State initiatives. At the state level, there has been some progress made toward centralizing patient healthcare information. Some have created master patient lookups where providers can access either full patient information or at least a list of who has treated the patient so there is a point of contact. New York, for example, has made progress by incenti­vizing private and public healthcare companies to aggregate their healthcare information through the Delivery System Reform Incentive Payment Program, run by the Office of the Medicaid Inspector General. 

Emergency care. While the sharing of patient data raises privacy issues, saving patients’ lives is the top priority in an emergency, says Greene. In a disaster situation such as Hurricanes Katrina and Sandy, he notes that medical workers must comply with state laws when dealing with patient medical records. 

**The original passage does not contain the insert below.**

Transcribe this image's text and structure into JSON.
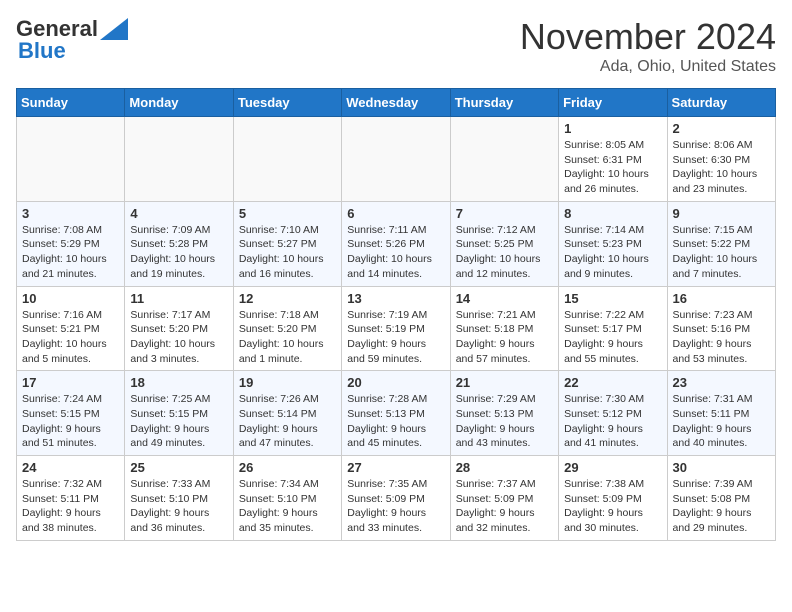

But there are ways to work around those rules if necessary. Some states have what is known as the “break the glass” procedure, which means that a medical worker can temporarily access a patient record during a disaster. There are also different rules among states for patient privacy, including “opt-in” or “opt-out” procedures. With opt-in, a patient has to give a doctor’s office permission to share his or her medical records with another organization, for example. In an opt-out situation, it’s assumed a patient record is okay to share with other providers unless expressed otherwise. 

During a disaster, Greene adds, the ability to not only view, but also edit patient information, is critical. “There has to be a way not only to pull that information from a central repository but also put new information back,” says Greene. “Almost like taking a library book down and then returning it with a few extra pages in it now because it’s the individual patient’s information. And that truly is a challenge.”